005 The artist regards his photographs as “open containers.” He provides the container, you pour in the meaning. His job is not to create meaning, but to charge the air so meaning can occur. Meaning is a hybrid construction: narrative convention; the iconic, psychological space; graphic signaling. Ultimately, of course, what we find in the photographs is what we are.
006 Jason Reimer is haunted by memory, and for him, as with most in our society, memory demands an image. He gathers moments that are like spirits chased by memory. He offers us paired color prints showing unknown children (plus a ruler to measure them with). What does the clear twisted bag contain: clothes or creatures? Taut white cord outlines an excavation transect on a sun-blasted hillside. There is always a snake in the grass. The photographs feel like poetry, fetishes, fairy tales, inner melodies. The artist works to make sense of the suffering and joy and journey before it all ends.
007 “One has the impression that something is stirring inside [photographs]—it is as if one can hear little cries of despair, gémissements de désespoir... as if the photographs themselves had a memory and were remembering us and how we, the surviving, and those who preceded us, once were.”
—W.G. Sebald, writer
008 The duality of light and shadow is like that of life and death. We are fleeting moments in a floating world. Photographs are in league with death. Cameras save the moment, but not the person. Stare into a camera and you look into mortality. “Photographs state the innocence, the vulnerability of lives heading toward their own destruction,” states Susan Sontag, “and this link between photography and death haunts all photographs of people.”

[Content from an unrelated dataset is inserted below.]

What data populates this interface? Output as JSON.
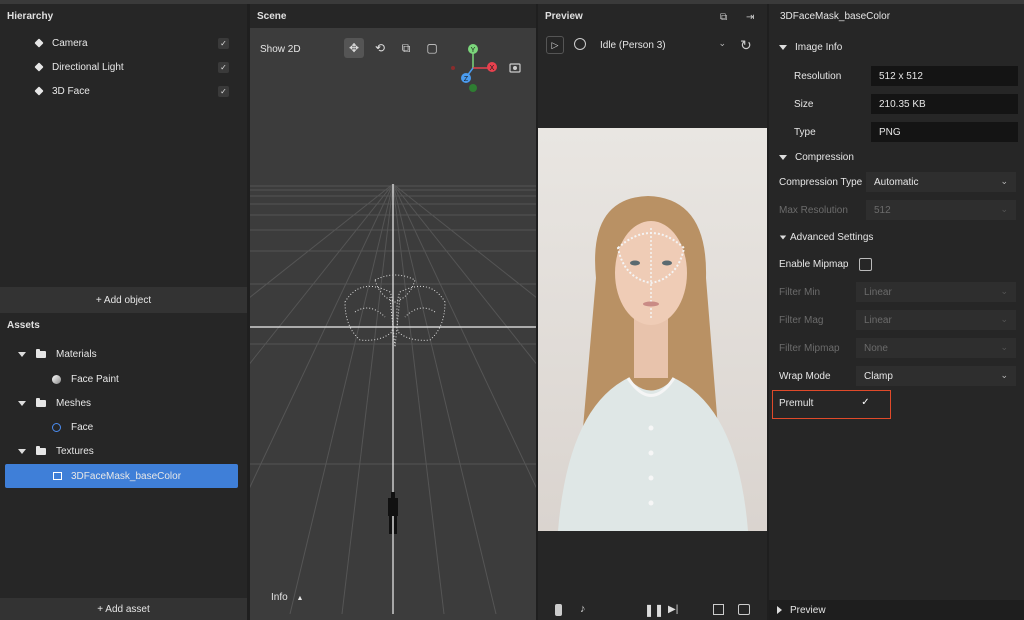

Read the rest of Douglas McCulloh's essay, Thirteen Conjectures Concerning a “Personal Apocalypse” in Jason Reimer's Excavations: A Journey Through Loss
Jason Paul Reimer is an internationally exhibited artist and educator based in southern California.